Further, she noted that any approach that is not integrated is doomed to fail and therefore underscored the importance of the involvement of all stakeholders in the combat against this illicit trade.
Statistics show that in 2015, there was a 47 per cent increase and in 2016 there was a 45 per cent increase in the number of suspected cases in comparison to 2014.
According to the coordinator, the majority of the persons suspected to be TIP victims are from Region Four (Demerara-Mahaica) and Region Seven (Cuyuni-Mazaruni).
Meanwhile, Coordinator of the TIP Task Force Oliver Profitt outlined that the body will be divided into several sub-committees which will streamline the work for the national action plan.
There will be the training sub-committee to focus on training all individuals necessary, awareness subcommittee to focus generally on sensitising the public, protection and reintegration subcommittee focused on victims, the research subcommittee to focus on intelligence gathering and the action subcommittee to conduct investigation, surveillance, raids, and surprise inspections.
Public Security Minister Khemraj Ramjattan, in his remarks, lamented how trafficking in persons, and generally all illicit activities, are allowed to thrive and develop because of corrupt law enforcement officers and State officials.
“Crime and corruption is not a culture, it is a choice and a choice we must halt. People must not be stuck in a cycle of negativity and lose hope.

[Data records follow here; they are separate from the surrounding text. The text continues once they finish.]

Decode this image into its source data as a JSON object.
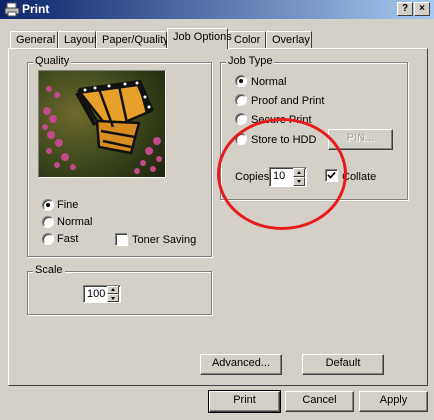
{
  "window": {
    "title": "Print",
    "help_button": "?",
    "close_button": "×"
  },
  "tabs": [
    {
      "label": "General",
      "active": false
    },
    {
      "label": "Layout",
      "active": false
    },
    {
      "label": "Paper/Quality",
      "active": false
    },
    {
      "label": "Job Options",
      "active": true
    },
    {
      "label": "Color",
      "active": false
    },
    {
      "label": "Overlay",
      "active": false
    }
  ],
  "quality": {
    "legend": "Quality",
    "options": [
      {
        "label": "Fine",
        "selected": true
      },
      {
        "label": "Normal",
        "selected": false
      },
      {
        "label": "Fast",
        "selected": false
      }
    ],
    "toner_saving": {
      "label": "Toner Saving",
      "checked": false
    }
  },
  "scale": {
    "legend": "Scale",
    "value": "100"
  },
  "job_type": {
    "legend": "Job Type",
    "options": [
      {
        "label": "Normal",
        "selected": true
      },
      {
        "label": "Proof and Print",
        "selected": false
      },
      {
        "label": "Secure Print",
        "selected": false
      },
      {
        "label": "Store to HDD",
        "selected": false
      }
    ],
    "pin_button": "PIN...",
    "copies_label": "Copies",
    "copies_value": "10",
    "collate": {
      "label": "Collate",
      "checked": true
    }
  },
  "buttons": {
    "advanced": "Advanced...",
    "default": "Default",
    "print": "Print",
    "cancel": "Cancel",
    "apply": "Apply"
  },
  "colors": {
    "title_bar_start": "#0a246a",
    "title_bar_end": "#a6caf0",
    "annotation_circle": "#e81c1c",
    "dialog_face": "#d4d0c8"
  }
}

We have to dream that this job must be done, halting trafficking, halting violence … and crime in all its ugly forms,” the Minister stated.
Further, he urged persons to speak out against this modern day slavery and encourage those with critical information to approach the authorities. He emphasised that silence in this regard cannot be condoned.
Meanwhile, US Ambassador Perry Holloway, whose host country has played an integral role in helping Guyana combat this crime, congratulated the country for its improved ranking in the US 2016 TIP Report which says the nation moving up from the Watchlist to Tier 2.
The 2016 Report noted that Guyana does not fully meet the minimum standards for the elimination of trafficking; however, it is making significant efforts to do so. The report attributed this improvement in status to the country being able to convict a trafficker, on whom a three-year prison sentence was imposed. The convicted trafficker was also required to pay the victim restitution – the first time restitution has been ordered for a trafficking offender in Guyana.
Meanwhile, President David Granger in his presentation, expressed satisfaction with the strides made by his Administration thus far in intensifying the efforts against TIP.
Persons with information related to trafficking in persons’ cases can contact the Task Force hotline on 227-4083. The Task Force assured that all information provided is guaranteed to be treated with the highest level of confidentiality. (Devina Samaroo)